Instructions for the task: Your answer should reproduce the full set of records exactly as given.
##### Dataset #####
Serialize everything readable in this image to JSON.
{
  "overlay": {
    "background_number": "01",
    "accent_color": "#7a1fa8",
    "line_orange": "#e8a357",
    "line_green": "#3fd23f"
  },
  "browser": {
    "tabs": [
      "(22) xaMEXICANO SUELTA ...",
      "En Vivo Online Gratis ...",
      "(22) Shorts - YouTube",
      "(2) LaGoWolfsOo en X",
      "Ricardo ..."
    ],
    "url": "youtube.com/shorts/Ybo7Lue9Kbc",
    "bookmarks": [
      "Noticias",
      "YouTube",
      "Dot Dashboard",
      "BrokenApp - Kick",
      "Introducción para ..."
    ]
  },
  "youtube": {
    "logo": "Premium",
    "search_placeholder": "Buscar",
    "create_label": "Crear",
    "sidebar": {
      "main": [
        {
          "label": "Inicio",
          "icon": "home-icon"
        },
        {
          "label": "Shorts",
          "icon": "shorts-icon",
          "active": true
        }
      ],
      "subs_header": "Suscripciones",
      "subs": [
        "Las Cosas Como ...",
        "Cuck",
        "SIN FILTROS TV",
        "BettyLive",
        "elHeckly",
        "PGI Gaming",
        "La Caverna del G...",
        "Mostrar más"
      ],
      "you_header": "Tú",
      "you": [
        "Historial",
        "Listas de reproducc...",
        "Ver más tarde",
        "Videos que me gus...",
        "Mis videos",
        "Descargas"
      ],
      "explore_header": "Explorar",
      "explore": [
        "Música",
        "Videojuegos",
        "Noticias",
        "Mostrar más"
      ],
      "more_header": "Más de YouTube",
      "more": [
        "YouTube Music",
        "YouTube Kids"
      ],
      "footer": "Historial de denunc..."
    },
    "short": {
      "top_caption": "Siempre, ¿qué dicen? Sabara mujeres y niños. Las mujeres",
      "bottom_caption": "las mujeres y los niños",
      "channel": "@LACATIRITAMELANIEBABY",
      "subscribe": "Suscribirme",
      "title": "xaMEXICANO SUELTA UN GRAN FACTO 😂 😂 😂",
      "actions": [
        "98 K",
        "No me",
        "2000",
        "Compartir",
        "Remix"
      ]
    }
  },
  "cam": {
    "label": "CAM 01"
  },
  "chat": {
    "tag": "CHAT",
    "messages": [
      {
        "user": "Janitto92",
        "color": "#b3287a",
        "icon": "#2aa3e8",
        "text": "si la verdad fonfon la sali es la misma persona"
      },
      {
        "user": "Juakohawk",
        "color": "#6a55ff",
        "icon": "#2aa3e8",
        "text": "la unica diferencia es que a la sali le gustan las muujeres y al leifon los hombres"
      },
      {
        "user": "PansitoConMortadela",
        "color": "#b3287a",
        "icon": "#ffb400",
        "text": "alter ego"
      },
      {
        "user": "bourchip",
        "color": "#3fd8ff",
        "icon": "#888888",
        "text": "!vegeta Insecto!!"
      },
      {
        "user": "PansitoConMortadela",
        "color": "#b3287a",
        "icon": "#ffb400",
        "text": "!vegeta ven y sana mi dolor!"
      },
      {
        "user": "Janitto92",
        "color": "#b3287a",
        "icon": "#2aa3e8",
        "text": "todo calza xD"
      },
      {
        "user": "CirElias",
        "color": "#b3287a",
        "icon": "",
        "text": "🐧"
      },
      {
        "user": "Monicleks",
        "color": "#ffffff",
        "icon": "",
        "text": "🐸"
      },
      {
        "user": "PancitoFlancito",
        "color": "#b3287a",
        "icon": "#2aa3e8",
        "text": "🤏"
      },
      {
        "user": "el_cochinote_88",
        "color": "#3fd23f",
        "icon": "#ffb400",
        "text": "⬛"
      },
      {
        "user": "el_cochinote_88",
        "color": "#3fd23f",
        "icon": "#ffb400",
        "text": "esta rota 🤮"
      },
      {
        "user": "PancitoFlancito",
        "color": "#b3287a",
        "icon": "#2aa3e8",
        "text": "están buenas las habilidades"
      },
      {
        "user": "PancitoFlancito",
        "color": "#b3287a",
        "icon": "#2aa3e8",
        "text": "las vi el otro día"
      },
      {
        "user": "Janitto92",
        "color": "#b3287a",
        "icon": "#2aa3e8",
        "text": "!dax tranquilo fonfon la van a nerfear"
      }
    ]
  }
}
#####
Answer box:
Serialize everything readable in this image to JSON.
{
  "overlay": {
    "background_number": "01",
    "accent_color": "#7a1fa8",
    "line_orange": "#e8a357",
    "line_green": "#3fd23f"
  },
  "browser": {
    "tabs": [
      "(22) xaMEXICANO SUELTA ...",
      "En Vivo Online Gratis ...",
      "(22) Shorts - YouTube",
      "(2) LaGoWolfsOo en X",
      "Ricardo ..."
    ],
    "url": "youtube.com/shorts/Ybo7Lue9Kbc",
    "bookmarks": [
      "Noticias",
      "YouTube",
      "Dot Dashboard",
      "BrokenApp - Kick",
      "Introducción para ..."
    ]
  },
  "youtube": {
    "logo": "Premium",
    "search_placeholder": "Buscar",
    "create_label": "Crear",
    "sidebar": {
      "main": [
        {
          "label": "Inicio",
          "icon": "home-icon"
        },
        {
          "label": "Shorts",
          "icon": "shorts-icon",
          "active": true
        }
      ],
      "subs_header": "Suscripciones",
      "subs": [
        "Las Cosas Como ...",
        "Cuck",
        "SIN FILTROS TV",
        "BettyLive",
        "elHeckly",
        "PGI Gaming",
        "La Caverna del G...",
        "Mostrar más"
      ],
      "you_header": "Tú",
      "you": [
        "Historial",
        "Listas de reproducc...",
        "Ver más tarde",
        "Videos que me gus...",
        "Mis videos",
        "Descargas"
      ],
      "explore_header": "Explorar",
      "explore": [
        "Música",
        "Videojuegos",
        "Noticias",
        "Mostrar más"
      ],
      "more_header": "Más de YouTube",
      "more": [
        "YouTube Music",
        "YouTube Kids"
      ],
      "footer": "Historial de denunc..."
    },
    "short": {
      "top_caption": "Siempre, ¿qué dicen? Sabara mujeres y niños. Las mujeres",
      "bottom_caption": "las mujeres y los niños",
      "channel": "@LACATIRITAMELANIEBABY",
      "subscribe": "Suscribirme",
      "title": "xaMEXICANO SUELTA UN GRAN FACTO 😂 😂 😂",
      "actions": [
        "98 K",
        "No me",
        "2000",
        "Compartir",
        "Remix"
      ]
    }
  },
  "cam": {
    "label": "CAM 01"
  },
  "chat": {
    "tag": "CHAT",
    "messages": [
      {
        "user": "Janitto92",
        "color": "#b3287a",
        "icon": "#2aa3e8",
        "text": "si la verdad fonfon la sali es la misma persona"
      },
      {
        "user": "Juakohawk",
        "color": "#6a55ff",
        "icon": "#2aa3e8",
        "text": "la unica diferencia es que a la sali le gustan las muujeres y al leifon los hombres"
      },
      {
        "user": "PansitoConMortadela",
        "color": "#b3287a",
        "icon": "#ffb400",
        "text": "alter ego"
      },
      {
        "user": "bourchip",
        "color": "#3fd8ff",
        "icon": "#888888",
        "text": "!vegeta Insecto!!"
      },
      {
        "user": "PansitoConMortadela",
        "color": "#b3287a",
        "icon": "#ffb400",
        "text": "!vegeta ven y sana mi dolor!"
      },
      {
        "user": "Janitto92",
        "color": "#b3287a",
        "icon": "#2aa3e8",
        "text": "todo calza xD"
      },
      {
        "user": "CirElias",
        "color": "#b3287a",
        "icon": "",
        "text": "🐧"
      },
      {
        "user": "Monicleks",
        "color": "#ffffff",
        "icon": "",
        "text": "🐸"
      },
      {
        "user": "PancitoFlancito",
        "color": "#b3287a",
        "icon": "#2aa3e8",
        "text": "🤏"
      },
      {
        "user": "el_cochinote_88",
        "color": "#3fd23f",
        "icon": "#ffb400",
        "text": "⬛"
      },
      {
        "user": "el_cochinote_88",
        "color": "#3fd23f",
        "icon": "#ffb400",
        "text": "esta rota 🤮"
      },
      {
        "user": "PancitoFlancito",
        "color": "#b3287a",
        "icon": "#2aa3e8",
        "text": "están buenas las habilidades"
      },
      {
        "user": "PancitoFlancito",
        "color": "#b3287a",
        "icon": "#2aa3e8",
        "text": "las vi el otro día"
      },
      {
        "user": "Janitto92",
        "color": "#b3287a",
        "icon": "#2aa3e8",
        "text": "!dax tranquilo fonfon la van a nerfear"
      }
    ]
  }
}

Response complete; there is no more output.